TASK GOAL:
Please return each entry that follows exactly as given, but without pictures.

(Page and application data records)
=====

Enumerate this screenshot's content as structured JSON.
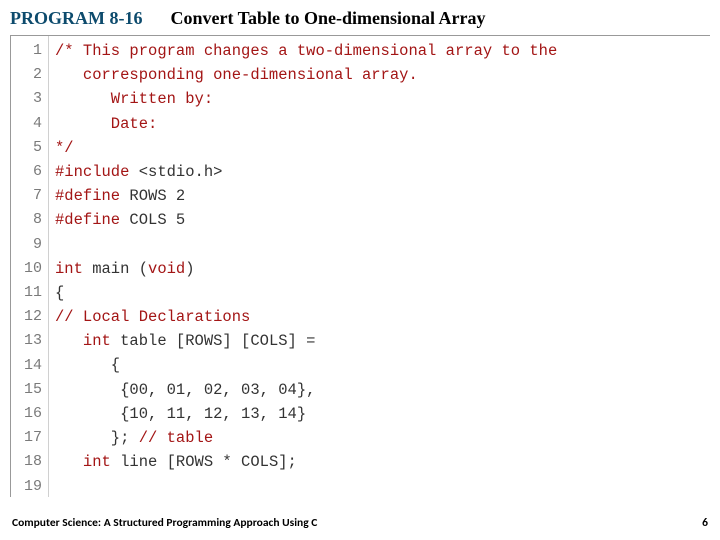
{
  "header": {
    "program_label": "PROGRAM 8-16",
    "program_title": "Convert Table to One-dimensional Array"
  },
  "code": {
    "lines": [
      {
        "n": "1",
        "segments": [
          {
            "cls": "comment",
            "text": "/* This program changes a two-dimensional array to the"
          }
        ]
      },
      {
        "n": "2",
        "segments": [
          {
            "cls": "comment",
            "text": "   corresponding one-dimensional array."
          }
        ]
      },
      {
        "n": "3",
        "segments": [
          {
            "cls": "comment",
            "text": "      Written by:"
          }
        ]
      },
      {
        "n": "4",
        "segments": [
          {
            "cls": "comment",
            "text": "      Date:"
          }
        ]
      },
      {
        "n": "5",
        "segments": [
          {
            "cls": "comment",
            "text": "*/"
          }
        ]
      },
      {
        "n": "6",
        "segments": [
          {
            "cls": "keyword-pp",
            "text": "#include"
          },
          {
            "cls": "plain",
            "text": " <stdio.h>"
          }
        ]
      },
      {
        "n": "7",
        "segments": [
          {
            "cls": "keyword-pp",
            "text": "#define"
          },
          {
            "cls": "plain",
            "text": " ROWS 2"
          }
        ]
      },
      {
        "n": "8",
        "segments": [
          {
            "cls": "keyword-pp",
            "text": "#define"
          },
          {
            "cls": "plain",
            "text": " COLS 5"
          }
        ]
      },
      {
        "n": "9",
        "segments": []
      },
      {
        "n": "10",
        "segments": [
          {
            "cls": "keyword",
            "text": "int"
          },
          {
            "cls": "plain",
            "text": " main ("
          },
          {
            "cls": "keyword",
            "text": "void"
          },
          {
            "cls": "plain",
            "text": ")"
          }
        ]
      },
      {
        "n": "11",
        "segments": [
          {
            "cls": "plain",
            "text": "{"
          }
        ]
      },
      {
        "n": "12",
        "segments": [
          {
            "cls": "comment",
            "text": "// Local Declarations"
          }
        ]
      },
      {
        "n": "13",
        "segments": [
          {
            "cls": "plain",
            "text": "   "
          },
          {
            "cls": "keyword",
            "text": "int"
          },
          {
            "cls": "plain",
            "text": " table [ROWS] [COLS] ="
          }
        ]
      },
      {
        "n": "14",
        "segments": [
          {
            "cls": "plain",
            "text": "      {"
          }
        ]
      },
      {
        "n": "15",
        "segments": [
          {
            "cls": "plain",
            "text": "       {00, 01, 02, 03, 04},"
          }
        ]
      },
      {
        "n": "16",
        "segments": [
          {
            "cls": "plain",
            "text": "       {10, 11, 12, 13, 14}"
          }
        ]
      },
      {
        "n": "17",
        "segments": [
          {
            "cls": "plain",
            "text": "      }; "
          },
          {
            "cls": "comment",
            "text": "// table"
          }
        ]
      },
      {
        "n": "18",
        "segments": [
          {
            "cls": "plain",
            "text": "   "
          },
          {
            "cls": "keyword",
            "text": "int"
          },
          {
            "cls": "plain",
            "text": " line [ROWS * COLS];"
          }
        ]
      },
      {
        "n": "19",
        "segments": []
      }
    ]
  },
  "footer": {
    "book_title": "Computer Science: A Structured Programming Approach Using C",
    "page_number": "6"
  }
}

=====

RESPONSE TO THE TASK:
Enumerate this screenshot's content as structured JSON.
{
  "header": {
    "program_label": "PROGRAM 8-16",
    "program_title": "Convert Table to One-dimensional Array"
  },
  "code": {
    "lines": [
      {
        "n": "1",
        "segments": [
          {
            "cls": "comment",
            "text": "/* This program changes a two-dimensional array to the"
          }
        ]
      },
      {
        "n": "2",
        "segments": [
          {
            "cls": "comment",
            "text": "   corresponding one-dimensional array."
          }
        ]
      },
      {
        "n": "3",
        "segments": [
          {
            "cls": "comment",
            "text": "      Written by:"
          }
        ]
      },
      {
        "n": "4",
        "segments": [
          {
            "cls": "comment",
            "text": "      Date:"
          }
        ]
      },
      {
        "n": "5",
        "segments": [
          {
            "cls": "comment",
            "text": "*/"
          }
        ]
      },
      {
        "n": "6",
        "segments": [
          {
            "cls": "keyword-pp",
            "text": "#include"
          },
          {
            "cls": "plain",
            "text": " <stdio.h>"
          }
        ]
      },
      {
        "n": "7",
        "segments": [
          {
            "cls": "keyword-pp",
            "text": "#define"
          },
          {
            "cls": "plain",
            "text": " ROWS 2"
          }
        ]
      },
      {
        "n": "8",
        "segments": [
          {
            "cls": "keyword-pp",
            "text": "#define"
          },
          {
            "cls": "plain",
            "text": " COLS 5"
          }
        ]
      },
      {
        "n": "9",
        "segments": []
      },
      {
        "n": "10",
        "segments": [
          {
            "cls": "keyword",
            "text": "int"
          },
          {
            "cls": "plain",
            "text": " main ("
          },
          {
            "cls": "keyword",
            "text": "void"
          },
          {
            "cls": "plain",
            "text": ")"
          }
        ]
      },
      {
        "n": "11",
        "segments": [
          {
            "cls": "plain",
            "text": "{"
          }
        ]
      },
      {
        "n": "12",
        "segments": [
          {
            "cls": "comment",
            "text": "// Local Declarations"
          }
        ]
      },
      {
        "n": "13",
        "segments": [
          {
            "cls": "plain",
            "text": "   "
          },
          {
            "cls": "keyword",
            "text": "int"
          },
          {
            "cls": "plain",
            "text": " table [ROWS] [COLS] ="
          }
        ]
      },
      {
        "n": "14",
        "segments": [
          {
            "cls": "plain",
            "text": "      {"
          }
        ]
      },
      {
        "n": "15",
        "segments": [
          {
            "cls": "plain",
            "text": "       {00, 01, 02, 03, 04},"
          }
        ]
      },
      {
        "n": "16",
        "segments": [
          {
            "cls": "plain",
            "text": "       {10, 11, 12, 13, 14}"
          }
        ]
      },
      {
        "n": "17",
        "segments": [
          {
            "cls": "plain",
            "text": "      }; "
          },
          {
            "cls": "comment",
            "text": "// table"
          }
        ]
      },
      {
        "n": "18",
        "segments": [
          {
            "cls": "plain",
            "text": "   "
          },
          {
            "cls": "keyword",
            "text": "int"
          },
          {
            "cls": "plain",
            "text": " line [ROWS * COLS];"
          }
        ]
      },
      {
        "n": "19",
        "segments": []
      }
    ]
  },
  "footer": {
    "book_title": "Computer Science: A Structured Programming Approach Using C",
    "page_number": "6"
  }
}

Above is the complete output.